The service was good (it was Halloween and the staff was all in costume, which was fun. Our waitress was a pirate) – at a much slower pace than is standard in DC (this was true everywhere we went), which turned out to be a really good thing. It gave us time to really enjoy our food and digest a little between courses. Of all the meals I ate in San Francisco, this one was definitely my favorite. (And really not too expensive – we had all that food, plus a class of wine each for about $100). If you are ever in the Bay Area, I would highly recommend this restaurant.

San Francisco Eats

San Francisco

San Francisco Sign

This time last week, I had just arrived back in DC (or really Northern Virginia, out in the wilds around Dulles) from a long weekend in San Francisco. I was born in San Francisco, but hadn’t been back since we moved when I was two. When Jami told me she had a work conference in the Bay Area (Sausalito, to be exact), I jumped at the chance to go back to the city of my birth. It was a great trip – we spent two days in the city (staying at the Westin on Market Street, which I can highly recommend for anyone looking for a nice hotel at a reasonable – for San Francisco – price) and then headed over to Sausalito where Jami’s conference was at a super fancy resort.

We took full advantage of our vacationing status over the weekend (“we can do whatever we want, we’re on vacation!”) and ate well and acted like tourists. Of course some of our sightseeing was of more personal interest:

169 Hancock Street

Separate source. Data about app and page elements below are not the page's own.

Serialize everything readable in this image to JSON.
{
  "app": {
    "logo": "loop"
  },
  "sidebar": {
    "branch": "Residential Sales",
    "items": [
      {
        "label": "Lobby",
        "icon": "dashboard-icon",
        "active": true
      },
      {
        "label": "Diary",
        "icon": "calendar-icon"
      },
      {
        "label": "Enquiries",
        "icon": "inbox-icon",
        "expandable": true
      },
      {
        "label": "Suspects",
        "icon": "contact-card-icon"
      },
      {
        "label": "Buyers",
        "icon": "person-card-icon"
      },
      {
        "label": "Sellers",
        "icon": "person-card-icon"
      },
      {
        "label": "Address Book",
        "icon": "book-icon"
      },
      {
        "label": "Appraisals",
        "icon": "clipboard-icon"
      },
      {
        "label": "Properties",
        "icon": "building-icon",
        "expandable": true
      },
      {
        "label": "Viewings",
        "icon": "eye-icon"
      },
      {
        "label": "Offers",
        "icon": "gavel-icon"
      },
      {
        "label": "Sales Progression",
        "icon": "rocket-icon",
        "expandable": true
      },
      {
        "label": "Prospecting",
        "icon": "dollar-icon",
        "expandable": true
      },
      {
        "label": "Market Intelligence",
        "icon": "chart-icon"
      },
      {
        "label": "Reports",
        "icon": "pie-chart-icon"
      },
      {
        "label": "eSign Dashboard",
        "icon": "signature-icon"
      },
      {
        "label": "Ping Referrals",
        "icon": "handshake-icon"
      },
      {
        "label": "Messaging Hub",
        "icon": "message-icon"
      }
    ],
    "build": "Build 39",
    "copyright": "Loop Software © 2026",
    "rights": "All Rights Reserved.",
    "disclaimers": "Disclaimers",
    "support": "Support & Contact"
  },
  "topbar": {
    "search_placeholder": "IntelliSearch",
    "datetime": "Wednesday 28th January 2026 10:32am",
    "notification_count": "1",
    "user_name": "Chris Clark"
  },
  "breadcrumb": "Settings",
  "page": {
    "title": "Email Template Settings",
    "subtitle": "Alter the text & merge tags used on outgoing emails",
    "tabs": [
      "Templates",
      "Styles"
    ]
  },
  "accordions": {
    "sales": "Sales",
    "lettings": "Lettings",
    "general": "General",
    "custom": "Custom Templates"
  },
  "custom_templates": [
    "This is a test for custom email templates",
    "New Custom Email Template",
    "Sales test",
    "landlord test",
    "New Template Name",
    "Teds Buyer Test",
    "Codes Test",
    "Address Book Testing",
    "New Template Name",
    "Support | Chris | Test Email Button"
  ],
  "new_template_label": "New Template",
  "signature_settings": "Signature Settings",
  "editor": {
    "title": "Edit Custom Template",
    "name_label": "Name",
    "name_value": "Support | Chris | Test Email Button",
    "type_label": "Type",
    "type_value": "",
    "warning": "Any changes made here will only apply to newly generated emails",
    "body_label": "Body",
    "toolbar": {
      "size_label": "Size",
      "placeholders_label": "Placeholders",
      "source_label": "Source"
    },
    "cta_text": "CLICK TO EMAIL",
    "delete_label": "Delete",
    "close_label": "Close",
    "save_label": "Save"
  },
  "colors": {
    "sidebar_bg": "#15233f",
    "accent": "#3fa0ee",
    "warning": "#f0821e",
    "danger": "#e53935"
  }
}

This is the house my family lived in when I was born (and for my first two years before we moved back east). It was a beautiful house, located in the Castro, near a nice park and up a pretty steep hill. And then once you’ve finished pushing that stroller up the hill, my parents still had to tackle those steps. I can’t believe my mom agreed to have a second child (me) knowing that then she would have to get TWO kids up the hill and up those steps, but I’m happy she did. It was neat to have a sense of my first home.

We were supposed to see two friends while in San Francisco – one of Jami’s former coworkers from Reno and one of my former coworkers from the firm I used to work at, but neither visit worked out unfortunately. I hope we’ll be able to reconnect with them some other time in the not too distant future.

Japanese Tea Garden Bridge

This meant I was on my own on Tuesday, when Jami had to head back to work and I decided to ferry back into San Francisco and try to make it to Japanese Tea Garden. I studied the transit brochure I had picked up on the ferry ride over and to my delight managed to figure (and catch) the MUNI bus that would take me from the Ferry terminal to Golden Gate Park (the 21!). I was so happy I made it. It was beautiful and tranquil and everything I hoped for.

Neither of us ever really adjusted to San Francisco time, which actually worked well for adjusting back, but also made for some early mornings. Luckily San Francisco has some great coffee, in addition to their amazing food (and I switched to caffeinated tea for the duration).

This was also our first real vacation together – other than a one night stay at a bed and breakfast for my birthday last year, we’ve only ever taken trips to visit our families. Now it’s nice to visit family (in fact we’ll do it twice more before the end of the year), but we found vacationing to be pretty great and are even more excited to have a honeymoon to look forward to next year.

San Francisco